Is God good, merciful and forgiving or is God angry, vindictive and merciless? That’s the problem that the parable seems to be dropping us into. A God who has two faces. On the one hand a gentle ruler who is moved in the depths of his guts by the plea of the slave who somehow has ended up owing him 10 million dollars, so moved that he writes off the debt and lets go a fortune, just like that. On the other hand an angry tyrant who is able to change his mind and hand someone over to the torturers until they’ve paid up.
Now which is it? Because the parable seems to paint the portrait both ways: infinitely forgiving and dangerously punishing.
September 15th, 1996

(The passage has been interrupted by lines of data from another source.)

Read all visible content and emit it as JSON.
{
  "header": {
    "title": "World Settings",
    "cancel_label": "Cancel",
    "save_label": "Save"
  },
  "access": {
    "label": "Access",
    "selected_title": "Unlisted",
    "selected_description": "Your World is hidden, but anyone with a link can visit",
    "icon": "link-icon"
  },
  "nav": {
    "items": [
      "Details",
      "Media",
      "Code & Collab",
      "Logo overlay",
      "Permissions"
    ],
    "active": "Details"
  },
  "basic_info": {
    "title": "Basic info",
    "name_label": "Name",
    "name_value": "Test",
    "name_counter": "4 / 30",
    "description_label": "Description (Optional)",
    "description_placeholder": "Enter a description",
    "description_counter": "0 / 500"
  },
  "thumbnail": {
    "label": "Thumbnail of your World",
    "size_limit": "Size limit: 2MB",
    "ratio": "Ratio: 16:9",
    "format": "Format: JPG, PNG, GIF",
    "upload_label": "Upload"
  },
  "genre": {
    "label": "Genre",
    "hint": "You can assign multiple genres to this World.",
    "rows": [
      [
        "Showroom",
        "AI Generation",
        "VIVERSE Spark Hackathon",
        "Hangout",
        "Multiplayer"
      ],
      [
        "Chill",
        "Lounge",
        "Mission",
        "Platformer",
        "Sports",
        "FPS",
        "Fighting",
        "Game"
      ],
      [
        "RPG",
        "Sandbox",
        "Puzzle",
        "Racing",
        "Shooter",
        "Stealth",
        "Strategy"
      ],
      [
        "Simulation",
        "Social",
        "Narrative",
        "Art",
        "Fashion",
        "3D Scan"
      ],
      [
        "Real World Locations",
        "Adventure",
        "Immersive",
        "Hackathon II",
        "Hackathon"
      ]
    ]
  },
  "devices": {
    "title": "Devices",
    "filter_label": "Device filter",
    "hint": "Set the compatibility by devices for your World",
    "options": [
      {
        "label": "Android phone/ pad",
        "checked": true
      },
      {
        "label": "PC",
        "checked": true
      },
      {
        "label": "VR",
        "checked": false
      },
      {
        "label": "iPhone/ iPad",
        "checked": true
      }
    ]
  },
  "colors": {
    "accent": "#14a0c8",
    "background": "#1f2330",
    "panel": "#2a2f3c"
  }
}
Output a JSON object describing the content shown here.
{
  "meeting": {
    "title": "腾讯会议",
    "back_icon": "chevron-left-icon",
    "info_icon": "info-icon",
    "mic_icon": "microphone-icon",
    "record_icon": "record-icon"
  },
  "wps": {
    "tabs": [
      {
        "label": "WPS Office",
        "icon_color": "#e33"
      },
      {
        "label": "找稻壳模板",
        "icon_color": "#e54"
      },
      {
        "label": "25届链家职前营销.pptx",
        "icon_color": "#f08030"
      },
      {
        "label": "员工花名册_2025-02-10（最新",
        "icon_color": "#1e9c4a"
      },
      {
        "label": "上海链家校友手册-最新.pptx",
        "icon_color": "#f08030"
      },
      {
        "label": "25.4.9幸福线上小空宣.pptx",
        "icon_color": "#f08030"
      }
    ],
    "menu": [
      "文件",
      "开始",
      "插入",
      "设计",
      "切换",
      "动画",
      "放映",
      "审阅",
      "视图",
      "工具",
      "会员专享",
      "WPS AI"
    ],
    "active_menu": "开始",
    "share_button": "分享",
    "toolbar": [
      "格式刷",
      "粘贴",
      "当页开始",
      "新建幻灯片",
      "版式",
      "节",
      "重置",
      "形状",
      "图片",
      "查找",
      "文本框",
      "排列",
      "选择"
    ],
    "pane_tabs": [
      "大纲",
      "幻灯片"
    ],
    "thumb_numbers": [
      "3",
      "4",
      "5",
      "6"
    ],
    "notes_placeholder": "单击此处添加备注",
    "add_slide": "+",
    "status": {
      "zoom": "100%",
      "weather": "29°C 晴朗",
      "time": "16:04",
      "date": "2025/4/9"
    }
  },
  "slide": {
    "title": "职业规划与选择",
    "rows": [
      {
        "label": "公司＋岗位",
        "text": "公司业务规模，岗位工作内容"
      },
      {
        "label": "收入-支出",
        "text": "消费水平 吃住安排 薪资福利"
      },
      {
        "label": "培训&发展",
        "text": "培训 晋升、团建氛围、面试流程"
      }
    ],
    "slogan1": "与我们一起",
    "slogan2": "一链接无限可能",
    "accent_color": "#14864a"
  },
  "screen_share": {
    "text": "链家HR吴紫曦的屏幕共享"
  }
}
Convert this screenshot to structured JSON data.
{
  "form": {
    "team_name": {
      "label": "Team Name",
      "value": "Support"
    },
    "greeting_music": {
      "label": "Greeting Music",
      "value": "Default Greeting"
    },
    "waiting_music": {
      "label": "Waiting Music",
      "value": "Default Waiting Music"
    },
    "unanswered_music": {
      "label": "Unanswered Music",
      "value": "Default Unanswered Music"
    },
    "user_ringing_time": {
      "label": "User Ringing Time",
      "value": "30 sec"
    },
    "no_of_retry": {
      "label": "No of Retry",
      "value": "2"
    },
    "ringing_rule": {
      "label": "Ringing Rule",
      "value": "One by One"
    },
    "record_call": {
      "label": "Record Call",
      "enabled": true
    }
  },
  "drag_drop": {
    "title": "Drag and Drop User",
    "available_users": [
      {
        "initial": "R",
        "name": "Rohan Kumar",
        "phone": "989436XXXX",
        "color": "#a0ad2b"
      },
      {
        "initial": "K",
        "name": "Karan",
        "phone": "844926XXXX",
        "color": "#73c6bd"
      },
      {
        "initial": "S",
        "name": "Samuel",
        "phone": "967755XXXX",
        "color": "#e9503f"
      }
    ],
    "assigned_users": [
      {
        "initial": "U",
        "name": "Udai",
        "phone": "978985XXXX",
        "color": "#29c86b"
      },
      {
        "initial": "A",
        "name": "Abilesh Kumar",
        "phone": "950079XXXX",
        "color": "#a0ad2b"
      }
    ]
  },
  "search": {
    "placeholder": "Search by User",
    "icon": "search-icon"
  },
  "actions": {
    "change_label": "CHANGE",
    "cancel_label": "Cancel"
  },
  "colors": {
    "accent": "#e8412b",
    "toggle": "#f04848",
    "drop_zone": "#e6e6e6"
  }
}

I hate Ezekiel. He’s a prophet to give prophets a bad name: While Jeremiah is driven near mad with having doom to speak and Amos is overwhelmed by his passion for the poor and even Isaiah seems at least genuinely hurt by the word of exile he bears, the voice of Ezekiel always seems a little too happy to be heard, always a little too happy to intimidate and to threaten disaster. And our readings open today with Ezekiel’s excuse, a veritable busy-body’s charter, — if I don’t echo the voice of Adonai then I’ll pay for it. Your Honor, I had to do it — it was me or him. I was only following orders.
But, like ‘em or loathe ‘em, we will always have self-righteous Ezekiels. And that’s because there’s always injustice and division and hurt in the world, in the church, and in our communities. Always … and all too real. And that’s what the readings today force us to remember. For every Ezekiel there is a Cain — that first of many murderers — with his question: “Am I my brother’s keeper?” Somehow we have to handle hurt in our midst and division in the church and injustice in the world and handle it with neither the relish of Ezekiel nor the cynicism of Cain.
September 8th, 1996